Robin Hood Lanes attracts a discerning bowling crowd by rolling out a no-frills, classic bowling experience complete with 24 polished wood lanes. Grab rental shoes (a $3 value/pair), pick out a weighted sphere, and come swing a ball at 10 nervous pins, who might consider increasing their life-insurance policies as you take aim for two games (a $3.50 value/game/person until 6 p.m.; a $4.50 value/game/person from 6 p.m. to close). Bumper-bowling lanes are available for gutter opposers, and children 15 and younger can bowl for free all summer long (2 games/day until 6 p.m.; shoe rental not included and online registration required). When famished strikers and sparers need refueling, the on-site Friar Tuck Inn restaurant provides a selection of alleyway fare. Robin Hood Lanes keeps balls rolling until 1 a.m. on Friday and Saturday nights and midnight every other night of the week, perfect for showing owls how much fun they could be having if they weren't always out hunting for the perfect nest lantern.
Lynnwood Bowl and Skate has sprung from a history so illustrious that the city of Lynnwood awarded its owners with a certificate officially recognizing its impact on local culture. That history began in 1956, when Lynnwood Lanes first opened. Two years later came Lynnwood Roll-A-Way, which was a separate endeavor until Lynnwood Bowl and Skate's current owners merged the businesses in 2006 with a major revamp. In August of that year, a renovation team resurfaced the lanes and roller rink, updated the computerized bowling system to accommodate the entirely new post-Y2K numeric system, and installed a glass door between the bowling alley and skating rink.
In addition to structural renovations, a fresh staff worked out the kinks that previously plagued the Bowl and Skate; they abolished leagues in lieu of exclusively open bowling hours and further diversified the center's activities by erecting the Asteroid climbing wall, a space-themed expanse of glowing handholds. Once visitors have exhausted their energy stores at the climbing wall, bowling lanes, or skating rink, they can gear up for round two at The Roll Bar, where cocktails flow alongside burgers and pizzas and skate-clad visitors flatten out too-thick crusts by rolling over them.

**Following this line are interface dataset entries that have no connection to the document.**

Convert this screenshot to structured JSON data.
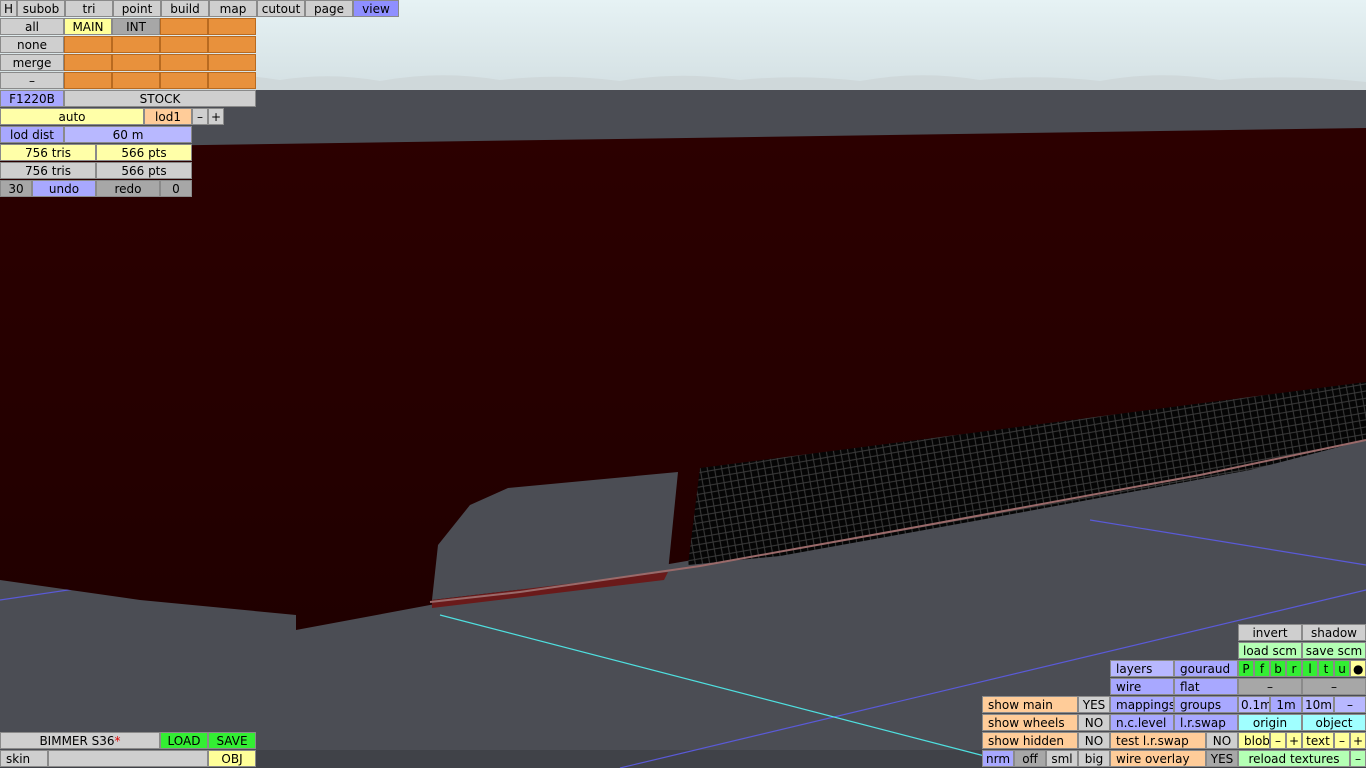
{
  "menu": {
    "h": "H",
    "tabs": [
      "subob",
      "tri",
      "point",
      "build",
      "map",
      "cutout",
      "page",
      "view"
    ]
  },
  "left_panel": {
    "sel_labels": [
      "all",
      "none",
      "merge",
      "–"
    ],
    "main_label": "MAIN",
    "int_label": "INT",
    "object_code": "F1220B",
    "config": "STOCK",
    "lod_mode": "auto",
    "lod_level": "lod1",
    "minus": "–",
    "plus": "+",
    "lod_dist_label": "lod dist",
    "lod_dist_value": "60 m",
    "tris_1": "756 tris",
    "pts_1": "566 pts",
    "tris_2": "756 tris",
    "pts_2": "566 pts",
    "undo_count": "30",
    "undo_label": "undo",
    "redo_label": "redo",
    "redo_count": "0"
  },
  "bottom_left": {
    "car_name": "BIMMER S36",
    "modified_mark": "*",
    "load": "LOAD",
    "save": "SAVE",
    "skin": "skin",
    "obj": "OBJ"
  },
  "bottom_right": {
    "invert": "invert",
    "shadow": "shadow",
    "load_scm": "load scm",
    "save_scm": "save scm",
    "view_letters": [
      "P",
      "f",
      "b",
      "r",
      "l",
      "t",
      "u",
      "●"
    ],
    "layers": "layers",
    "gouraud": "gouraud",
    "wire": "wire",
    "flat": "flat",
    "dash": "–",
    "show_main": "show main",
    "show_main_val": "YES",
    "mappings": "mappings",
    "groups": "groups",
    "grid": [
      "0.1m",
      "1m",
      "10m",
      "–"
    ],
    "show_wheels": "show wheels",
    "show_wheels_val": "NO",
    "nc_level": "n.c.level",
    "lr_swap": "l.r.swap",
    "origin": "origin",
    "object": "object",
    "show_hidden": "show hidden",
    "show_hidden_val": "NO",
    "test_lr_swap": "test l.r.swap",
    "test_lr_swap_val": "NO",
    "blob": "blob",
    "text": "text",
    "minus": "–",
    "plus": "+",
    "sizes": [
      "nrm",
      "off",
      "sml",
      "big"
    ],
    "wire_overlay": "wire overlay",
    "wire_overlay_val": "YES",
    "reload_textures": "reload textures",
    "reload_minus": "–"
  },
  "colors": {
    "sky_top": "#e6f2f4",
    "ground": "#4b4d54",
    "car_body": "#2a0000",
    "accent_view": "#8f8fff"
  }
}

Paradise Bowl is kind of ruining the curve for everybody, or at least for other bowling alleys. User-friendly Qubica machines keep track of the scores, freeing bowlers to wrack up turkeys during Wednesday night Quarter Mania—when every game costs $0.25—and Moonlight Bowling on Saturday nights, when players can bowl for bundles of cash. Every night of the week offers a different special for customers, and the lanes are filled with live music on the weekends. Sunday mornings are brightened by the Rent-a-Lane special, which garners bowlers an hour of unlimited games for $10 or two hours of unlimited games for $15, between 8 a.m. and 11 a.m. After some of the facility underwent a summer’s worth of renovations, the archetypal snack shop and its heat lamps has been replaced with a 1950s-style café with breakfast choices and a full-on bar and grill that serves American classics and comfort food, such as prime rib and pizza, as guests play pool and watch sports on LCD TVs and an outsized 120-inch screen.